My other grumble is that I was surprised how quickly they made connections between the murders, given their geographic distance (Arizona, Minnesota, and New York). I mean I know they were murdered in a particular way, by a particular ethnic group, but the speed with which they made the connection (prior to any claim of responsibility being made) did seem a little... odd.
This said, if you can set these aside, it's a good enough read that rattles along at a good rate, if you like simply structured, but generally readable thrillers.

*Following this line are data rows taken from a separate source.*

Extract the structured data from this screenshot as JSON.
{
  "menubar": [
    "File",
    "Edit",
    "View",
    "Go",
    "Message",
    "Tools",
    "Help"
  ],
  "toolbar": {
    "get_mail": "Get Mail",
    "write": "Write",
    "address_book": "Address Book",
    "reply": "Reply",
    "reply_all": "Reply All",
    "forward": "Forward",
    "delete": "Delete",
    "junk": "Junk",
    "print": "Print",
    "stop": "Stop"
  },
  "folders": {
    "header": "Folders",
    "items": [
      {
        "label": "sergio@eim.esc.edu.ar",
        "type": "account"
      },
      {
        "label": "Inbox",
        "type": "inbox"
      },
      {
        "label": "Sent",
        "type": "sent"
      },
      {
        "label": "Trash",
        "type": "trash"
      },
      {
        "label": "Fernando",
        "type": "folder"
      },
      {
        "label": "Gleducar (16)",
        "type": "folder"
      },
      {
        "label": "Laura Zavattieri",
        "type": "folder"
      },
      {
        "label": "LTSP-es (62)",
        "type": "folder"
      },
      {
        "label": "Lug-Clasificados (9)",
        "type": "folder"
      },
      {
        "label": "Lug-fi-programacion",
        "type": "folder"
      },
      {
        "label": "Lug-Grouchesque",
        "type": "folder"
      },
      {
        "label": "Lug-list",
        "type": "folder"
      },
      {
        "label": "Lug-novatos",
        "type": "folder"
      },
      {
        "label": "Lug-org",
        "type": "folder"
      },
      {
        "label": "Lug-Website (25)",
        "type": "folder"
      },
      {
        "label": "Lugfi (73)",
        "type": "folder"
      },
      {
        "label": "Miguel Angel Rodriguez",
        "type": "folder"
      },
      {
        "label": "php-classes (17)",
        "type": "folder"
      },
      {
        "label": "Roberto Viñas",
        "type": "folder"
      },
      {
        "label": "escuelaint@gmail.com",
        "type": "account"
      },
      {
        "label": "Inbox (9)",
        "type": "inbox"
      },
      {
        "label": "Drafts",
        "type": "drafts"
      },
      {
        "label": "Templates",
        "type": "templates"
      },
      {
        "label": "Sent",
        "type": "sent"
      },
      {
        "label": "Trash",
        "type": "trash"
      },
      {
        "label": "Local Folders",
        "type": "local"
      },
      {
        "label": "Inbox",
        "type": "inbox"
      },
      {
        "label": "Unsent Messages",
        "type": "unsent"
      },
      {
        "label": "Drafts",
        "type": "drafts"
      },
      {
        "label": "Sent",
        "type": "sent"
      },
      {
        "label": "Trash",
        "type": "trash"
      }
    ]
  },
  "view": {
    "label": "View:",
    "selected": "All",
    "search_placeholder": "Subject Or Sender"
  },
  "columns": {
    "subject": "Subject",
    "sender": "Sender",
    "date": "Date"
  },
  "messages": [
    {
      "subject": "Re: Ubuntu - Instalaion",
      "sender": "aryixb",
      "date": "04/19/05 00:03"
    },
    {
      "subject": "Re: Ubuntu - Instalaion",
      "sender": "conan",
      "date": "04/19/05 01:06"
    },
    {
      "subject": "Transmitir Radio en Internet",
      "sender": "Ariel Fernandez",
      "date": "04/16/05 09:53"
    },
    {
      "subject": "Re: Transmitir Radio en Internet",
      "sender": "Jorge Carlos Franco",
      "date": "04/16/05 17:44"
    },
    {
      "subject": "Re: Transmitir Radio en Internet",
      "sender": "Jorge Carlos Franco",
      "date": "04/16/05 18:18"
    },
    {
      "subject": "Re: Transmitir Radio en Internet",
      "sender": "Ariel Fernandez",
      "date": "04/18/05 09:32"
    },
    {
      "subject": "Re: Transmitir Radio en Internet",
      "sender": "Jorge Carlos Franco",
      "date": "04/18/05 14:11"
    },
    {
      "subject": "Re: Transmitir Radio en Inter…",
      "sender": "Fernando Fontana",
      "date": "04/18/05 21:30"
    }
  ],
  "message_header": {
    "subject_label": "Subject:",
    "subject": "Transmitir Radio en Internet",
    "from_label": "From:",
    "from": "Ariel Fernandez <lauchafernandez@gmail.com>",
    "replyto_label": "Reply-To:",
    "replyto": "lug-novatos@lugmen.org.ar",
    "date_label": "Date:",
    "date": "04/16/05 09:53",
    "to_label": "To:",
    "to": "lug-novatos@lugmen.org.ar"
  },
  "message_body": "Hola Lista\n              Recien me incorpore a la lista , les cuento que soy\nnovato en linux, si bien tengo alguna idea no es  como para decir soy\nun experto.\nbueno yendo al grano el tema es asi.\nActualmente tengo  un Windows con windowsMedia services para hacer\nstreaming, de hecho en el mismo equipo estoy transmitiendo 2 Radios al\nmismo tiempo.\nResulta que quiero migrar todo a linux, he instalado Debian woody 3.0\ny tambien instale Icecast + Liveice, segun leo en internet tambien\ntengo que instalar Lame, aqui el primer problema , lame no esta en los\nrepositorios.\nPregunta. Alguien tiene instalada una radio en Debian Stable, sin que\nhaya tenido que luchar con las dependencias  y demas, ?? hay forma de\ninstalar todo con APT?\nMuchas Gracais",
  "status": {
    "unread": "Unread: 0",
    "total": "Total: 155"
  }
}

I am glad though that the series got more readable with age.
Excellent storyline , wonderful characters, full of pace , well worth a read.
Looking forward to the next one.
Davenport V the rest !